Why most banks are holding on to their holding companies
It seemed like an idea that would catch fire.
More than two years have passed since BancorpSouth, Bank OZK and Zions Bank ditched the holding companies to reduce costs and eliminate regulatory bureaucracy. Those efforts led to speculation that more banks could follow their lead.
Very few banks have done that. The number of bank holding companies with assets of $10 billion or more — the group largely viewed as having the most to gain from scrapping their BHCs — has increased by 13% from late 2017, according to Federal Reserve data.
For many banks, the benefits of keeping their holding companies are outweighing the perks of abandoning them, industry experts said. For instance, rate cuts are making it advantageous for smaller banks to use BHCs to issue subordinated debt that can then be injected into their bank units, said Matthew Dyckman, a lawyer at with Goodwin Procter in Washington.
Banks with assets of less than $1 billion, under the Fed’s Small Bank Holding Company Policy Statement, can use debt to finance up to three-fourths of the purchase price of an acquisition.
"Absent specific regulatory or other reasons for doing so, we do not expect to see many banks to eliminate their holding companies," Dyckman said.
One reason to eliminate the BHC would be to remove some regulatory burden. Such was the case at the $1.2 billion-asset Northeast Bank in Lewiston, Maine, which announced plans in January to get rid of its holding company, which had been regulated by the Fed.
But it has been hard to determine the bottom-line benefits of such moves, industry observers said.
The only noticeable change at Bank OZK is that the Little Rock, Ark., company no longer files documents with the Securities and Exchange Commission, said Stephen Scouten, an analyst at Sandler O’Neill.
"Their releases have become more difficult for some investors to find," Scouten said. "I think it eliminated some redundancies ... but nothing visible."

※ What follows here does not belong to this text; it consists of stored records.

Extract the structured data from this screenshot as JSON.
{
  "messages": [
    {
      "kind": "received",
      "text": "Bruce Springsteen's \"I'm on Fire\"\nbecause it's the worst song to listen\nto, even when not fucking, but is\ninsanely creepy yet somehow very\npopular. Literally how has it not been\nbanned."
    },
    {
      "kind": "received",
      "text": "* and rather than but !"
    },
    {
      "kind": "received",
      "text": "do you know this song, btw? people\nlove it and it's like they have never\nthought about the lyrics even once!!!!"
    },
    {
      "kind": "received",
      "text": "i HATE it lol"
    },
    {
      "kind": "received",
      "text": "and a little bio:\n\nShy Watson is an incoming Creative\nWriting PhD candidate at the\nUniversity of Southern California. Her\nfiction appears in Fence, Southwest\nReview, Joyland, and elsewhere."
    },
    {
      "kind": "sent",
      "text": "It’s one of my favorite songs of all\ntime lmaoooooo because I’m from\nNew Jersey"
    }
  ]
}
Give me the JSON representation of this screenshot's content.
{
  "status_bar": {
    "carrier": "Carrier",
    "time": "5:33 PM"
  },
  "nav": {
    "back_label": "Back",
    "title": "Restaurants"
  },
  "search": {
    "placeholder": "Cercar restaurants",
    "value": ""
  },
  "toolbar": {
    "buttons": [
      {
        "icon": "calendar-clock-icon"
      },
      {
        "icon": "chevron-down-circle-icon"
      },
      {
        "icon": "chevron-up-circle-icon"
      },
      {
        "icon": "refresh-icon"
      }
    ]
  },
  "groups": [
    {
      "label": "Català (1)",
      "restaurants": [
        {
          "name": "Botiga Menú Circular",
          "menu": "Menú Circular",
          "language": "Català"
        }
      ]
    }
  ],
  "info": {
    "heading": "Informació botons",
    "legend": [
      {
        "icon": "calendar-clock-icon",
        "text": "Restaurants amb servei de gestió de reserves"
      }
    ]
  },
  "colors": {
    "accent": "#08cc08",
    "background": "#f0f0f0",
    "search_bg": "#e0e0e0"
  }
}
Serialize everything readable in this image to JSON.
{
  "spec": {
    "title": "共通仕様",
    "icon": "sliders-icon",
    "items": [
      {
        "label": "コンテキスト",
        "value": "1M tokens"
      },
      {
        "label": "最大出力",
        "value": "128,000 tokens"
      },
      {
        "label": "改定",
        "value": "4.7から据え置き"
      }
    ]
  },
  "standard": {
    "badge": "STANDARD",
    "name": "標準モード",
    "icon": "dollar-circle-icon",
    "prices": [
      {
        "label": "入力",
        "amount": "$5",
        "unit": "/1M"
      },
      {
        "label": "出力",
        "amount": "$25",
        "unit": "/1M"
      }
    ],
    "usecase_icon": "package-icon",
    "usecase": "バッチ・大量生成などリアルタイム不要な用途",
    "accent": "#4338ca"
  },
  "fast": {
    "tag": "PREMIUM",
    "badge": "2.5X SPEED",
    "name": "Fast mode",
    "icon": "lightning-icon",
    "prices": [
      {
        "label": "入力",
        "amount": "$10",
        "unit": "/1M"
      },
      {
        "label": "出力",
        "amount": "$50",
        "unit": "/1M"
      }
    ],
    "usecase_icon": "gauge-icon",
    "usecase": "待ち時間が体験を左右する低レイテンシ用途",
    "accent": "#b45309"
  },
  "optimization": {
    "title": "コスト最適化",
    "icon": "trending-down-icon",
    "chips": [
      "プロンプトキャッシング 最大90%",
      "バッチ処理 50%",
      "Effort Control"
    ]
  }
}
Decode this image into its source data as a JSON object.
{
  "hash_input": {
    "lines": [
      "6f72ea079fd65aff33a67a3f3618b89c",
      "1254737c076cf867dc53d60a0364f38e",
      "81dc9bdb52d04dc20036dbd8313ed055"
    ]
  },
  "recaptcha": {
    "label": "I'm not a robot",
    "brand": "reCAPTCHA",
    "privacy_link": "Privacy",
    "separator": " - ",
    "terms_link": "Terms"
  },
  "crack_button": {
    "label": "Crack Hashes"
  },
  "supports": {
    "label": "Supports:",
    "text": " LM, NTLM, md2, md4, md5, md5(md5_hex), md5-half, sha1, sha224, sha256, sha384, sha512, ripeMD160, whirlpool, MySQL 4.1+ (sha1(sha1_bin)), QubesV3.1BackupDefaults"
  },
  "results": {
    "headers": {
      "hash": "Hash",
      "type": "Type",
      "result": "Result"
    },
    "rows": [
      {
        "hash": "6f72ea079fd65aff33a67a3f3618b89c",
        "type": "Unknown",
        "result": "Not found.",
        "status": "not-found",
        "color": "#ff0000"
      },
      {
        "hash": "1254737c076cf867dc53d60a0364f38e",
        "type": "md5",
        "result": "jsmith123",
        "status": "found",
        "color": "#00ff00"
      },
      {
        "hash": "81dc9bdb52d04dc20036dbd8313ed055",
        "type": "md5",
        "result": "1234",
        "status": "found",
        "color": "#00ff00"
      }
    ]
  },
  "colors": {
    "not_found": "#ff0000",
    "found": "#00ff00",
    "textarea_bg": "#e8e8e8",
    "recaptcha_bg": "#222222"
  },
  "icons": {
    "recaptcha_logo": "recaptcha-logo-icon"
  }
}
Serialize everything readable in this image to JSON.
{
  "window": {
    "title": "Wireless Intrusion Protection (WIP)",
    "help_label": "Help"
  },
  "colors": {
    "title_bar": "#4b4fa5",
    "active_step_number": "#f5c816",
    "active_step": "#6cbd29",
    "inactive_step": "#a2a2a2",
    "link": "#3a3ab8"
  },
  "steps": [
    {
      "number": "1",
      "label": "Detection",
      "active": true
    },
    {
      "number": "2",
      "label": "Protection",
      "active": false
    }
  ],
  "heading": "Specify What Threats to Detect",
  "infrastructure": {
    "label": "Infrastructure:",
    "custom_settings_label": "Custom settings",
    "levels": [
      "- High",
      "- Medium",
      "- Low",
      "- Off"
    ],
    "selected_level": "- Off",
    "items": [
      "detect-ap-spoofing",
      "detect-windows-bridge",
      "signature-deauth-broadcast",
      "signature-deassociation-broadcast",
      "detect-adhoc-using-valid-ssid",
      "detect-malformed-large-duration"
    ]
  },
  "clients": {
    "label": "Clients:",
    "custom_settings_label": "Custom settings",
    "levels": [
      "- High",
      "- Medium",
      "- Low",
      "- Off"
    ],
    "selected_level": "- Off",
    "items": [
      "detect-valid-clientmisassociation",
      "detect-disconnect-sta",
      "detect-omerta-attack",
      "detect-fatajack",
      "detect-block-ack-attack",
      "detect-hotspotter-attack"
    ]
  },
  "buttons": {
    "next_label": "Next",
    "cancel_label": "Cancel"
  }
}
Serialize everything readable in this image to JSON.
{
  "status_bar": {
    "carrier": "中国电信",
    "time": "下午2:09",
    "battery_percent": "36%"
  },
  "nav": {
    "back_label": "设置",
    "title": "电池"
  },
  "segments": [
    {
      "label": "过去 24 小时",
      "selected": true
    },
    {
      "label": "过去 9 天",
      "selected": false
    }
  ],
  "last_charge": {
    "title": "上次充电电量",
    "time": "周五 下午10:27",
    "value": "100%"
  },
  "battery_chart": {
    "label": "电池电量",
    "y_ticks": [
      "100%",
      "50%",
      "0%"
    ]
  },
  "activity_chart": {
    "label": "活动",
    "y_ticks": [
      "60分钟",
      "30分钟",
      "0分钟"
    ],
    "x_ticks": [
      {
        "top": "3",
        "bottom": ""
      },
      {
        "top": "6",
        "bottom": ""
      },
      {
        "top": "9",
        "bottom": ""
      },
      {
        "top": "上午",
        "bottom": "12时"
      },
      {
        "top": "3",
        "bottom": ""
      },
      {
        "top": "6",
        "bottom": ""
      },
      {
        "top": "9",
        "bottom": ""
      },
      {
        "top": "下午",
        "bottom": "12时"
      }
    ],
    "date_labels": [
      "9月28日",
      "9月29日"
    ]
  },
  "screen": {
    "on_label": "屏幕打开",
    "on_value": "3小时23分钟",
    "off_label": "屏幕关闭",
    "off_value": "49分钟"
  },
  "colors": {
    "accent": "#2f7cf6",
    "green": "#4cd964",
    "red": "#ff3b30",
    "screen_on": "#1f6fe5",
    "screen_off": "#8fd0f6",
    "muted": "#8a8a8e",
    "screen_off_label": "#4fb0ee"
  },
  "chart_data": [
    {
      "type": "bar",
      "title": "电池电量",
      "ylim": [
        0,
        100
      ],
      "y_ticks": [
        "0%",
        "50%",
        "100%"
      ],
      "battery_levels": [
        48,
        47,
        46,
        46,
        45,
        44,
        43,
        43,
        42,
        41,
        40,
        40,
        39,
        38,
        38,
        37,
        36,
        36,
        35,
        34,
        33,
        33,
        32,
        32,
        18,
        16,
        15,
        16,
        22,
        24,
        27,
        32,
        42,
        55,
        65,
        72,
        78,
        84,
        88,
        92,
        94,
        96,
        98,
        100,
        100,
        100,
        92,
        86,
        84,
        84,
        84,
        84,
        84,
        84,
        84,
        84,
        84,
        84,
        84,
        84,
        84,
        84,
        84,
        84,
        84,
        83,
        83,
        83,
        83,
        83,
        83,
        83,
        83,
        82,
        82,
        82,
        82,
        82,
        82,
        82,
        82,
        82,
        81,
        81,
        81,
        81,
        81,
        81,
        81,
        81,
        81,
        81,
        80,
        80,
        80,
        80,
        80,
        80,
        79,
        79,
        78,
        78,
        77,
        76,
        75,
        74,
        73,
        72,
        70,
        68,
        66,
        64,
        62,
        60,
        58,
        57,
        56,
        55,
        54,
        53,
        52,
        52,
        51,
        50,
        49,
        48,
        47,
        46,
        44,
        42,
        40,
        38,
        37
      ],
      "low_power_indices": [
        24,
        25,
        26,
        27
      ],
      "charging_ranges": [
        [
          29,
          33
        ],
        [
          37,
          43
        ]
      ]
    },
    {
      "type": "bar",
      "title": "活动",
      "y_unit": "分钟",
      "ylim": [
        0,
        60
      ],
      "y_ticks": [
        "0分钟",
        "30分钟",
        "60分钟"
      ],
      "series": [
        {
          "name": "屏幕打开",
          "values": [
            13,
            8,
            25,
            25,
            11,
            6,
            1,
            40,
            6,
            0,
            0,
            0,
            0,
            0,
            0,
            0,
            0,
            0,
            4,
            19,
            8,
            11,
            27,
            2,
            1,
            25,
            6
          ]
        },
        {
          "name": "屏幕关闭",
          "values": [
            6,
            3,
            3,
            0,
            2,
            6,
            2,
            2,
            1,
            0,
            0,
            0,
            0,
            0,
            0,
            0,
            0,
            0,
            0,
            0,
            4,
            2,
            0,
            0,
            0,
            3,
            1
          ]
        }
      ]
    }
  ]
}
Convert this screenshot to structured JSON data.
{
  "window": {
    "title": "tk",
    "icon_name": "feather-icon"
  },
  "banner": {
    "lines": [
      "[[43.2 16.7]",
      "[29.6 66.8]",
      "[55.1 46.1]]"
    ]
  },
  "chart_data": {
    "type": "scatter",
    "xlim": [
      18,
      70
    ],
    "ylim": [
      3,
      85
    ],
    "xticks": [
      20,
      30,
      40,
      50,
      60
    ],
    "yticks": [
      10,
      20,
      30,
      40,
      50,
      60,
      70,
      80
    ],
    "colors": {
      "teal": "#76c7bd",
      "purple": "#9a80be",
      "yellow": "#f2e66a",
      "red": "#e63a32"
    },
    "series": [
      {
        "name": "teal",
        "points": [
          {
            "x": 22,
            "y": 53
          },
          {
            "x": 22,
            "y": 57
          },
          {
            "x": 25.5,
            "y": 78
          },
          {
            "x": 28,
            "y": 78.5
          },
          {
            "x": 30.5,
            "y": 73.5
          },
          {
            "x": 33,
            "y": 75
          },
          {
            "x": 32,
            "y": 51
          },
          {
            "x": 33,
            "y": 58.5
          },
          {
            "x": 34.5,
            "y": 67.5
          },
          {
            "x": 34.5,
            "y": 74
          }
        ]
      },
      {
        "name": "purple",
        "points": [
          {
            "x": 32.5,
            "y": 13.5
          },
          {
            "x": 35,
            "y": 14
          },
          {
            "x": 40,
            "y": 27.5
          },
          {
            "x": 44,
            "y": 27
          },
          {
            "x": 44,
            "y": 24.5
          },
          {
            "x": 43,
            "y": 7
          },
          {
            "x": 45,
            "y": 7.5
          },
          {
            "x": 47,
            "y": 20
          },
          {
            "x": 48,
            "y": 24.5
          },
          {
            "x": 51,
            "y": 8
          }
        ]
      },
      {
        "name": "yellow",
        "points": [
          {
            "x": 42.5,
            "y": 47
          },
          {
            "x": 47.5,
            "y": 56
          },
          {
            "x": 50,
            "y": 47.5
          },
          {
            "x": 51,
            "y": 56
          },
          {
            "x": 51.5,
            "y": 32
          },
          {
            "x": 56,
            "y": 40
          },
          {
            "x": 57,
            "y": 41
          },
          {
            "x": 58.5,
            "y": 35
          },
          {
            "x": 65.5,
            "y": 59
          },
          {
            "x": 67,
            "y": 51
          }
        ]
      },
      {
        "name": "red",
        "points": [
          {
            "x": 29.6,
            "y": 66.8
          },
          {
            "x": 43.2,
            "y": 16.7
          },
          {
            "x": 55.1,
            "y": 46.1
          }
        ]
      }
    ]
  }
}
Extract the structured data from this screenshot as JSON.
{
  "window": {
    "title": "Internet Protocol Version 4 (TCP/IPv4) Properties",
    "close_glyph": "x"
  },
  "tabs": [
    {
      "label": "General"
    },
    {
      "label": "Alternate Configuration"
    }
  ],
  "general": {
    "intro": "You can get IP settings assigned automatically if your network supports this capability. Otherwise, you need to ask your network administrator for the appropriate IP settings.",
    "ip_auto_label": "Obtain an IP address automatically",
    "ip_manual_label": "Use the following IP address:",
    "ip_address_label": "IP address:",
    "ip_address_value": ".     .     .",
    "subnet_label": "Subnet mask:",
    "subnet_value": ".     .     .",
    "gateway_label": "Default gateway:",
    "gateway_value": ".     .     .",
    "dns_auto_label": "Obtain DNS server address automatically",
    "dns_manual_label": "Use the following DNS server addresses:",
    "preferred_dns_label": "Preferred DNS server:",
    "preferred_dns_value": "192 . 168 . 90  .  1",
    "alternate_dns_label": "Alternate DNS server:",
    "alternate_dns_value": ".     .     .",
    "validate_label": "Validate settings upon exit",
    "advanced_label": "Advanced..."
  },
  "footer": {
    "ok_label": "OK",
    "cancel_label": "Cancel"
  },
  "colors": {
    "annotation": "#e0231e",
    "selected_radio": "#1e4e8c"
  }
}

While it is possible that other banks could scrap their BHCs, Scouten said other regionals, including Home BancShares, Simmons First National and Pinnacle Financial Partners, considered the move before opted to maintain the status quo.
"There's a view that this creates a negative optic," Scouten said. "Some investors seem to believe it’s an attempt to have reduced regulatory oversight. I don’t agree with that personally, but that’s one of the narratives."
Bank investor Phil Timyan said there was plenty of talk about poor optics when Bank OZK got rid of its holding company, noting that nearly 12 million of the bank's shares were shorted a year ago. The company was also dealing with investor concerns about its large concentration of commercial real estate loans.
Zions, meanwhile, made it clear that its move in 2017 was designed to sidestep the annual stress testing process for systemically important financial institutions with more than $50 billion in assets. That rationale was largely eliminated when lawmakers raised the SIFI threshold to $250 billion.
Chatter about abandoning holding companies has since died down.
David Chiaverini, an analyst at Wedbush Securities, said he's heard little talk of other banks making such a change. He recently brought the topic up with a midsize bank, only to be told that no changes were afoot.
"I haven’t been hearing or noticing any concerns in the industry regarding whether to retain or abandon their BHC structures," said bank consultant Danny Payne. "I think they’re here to stay."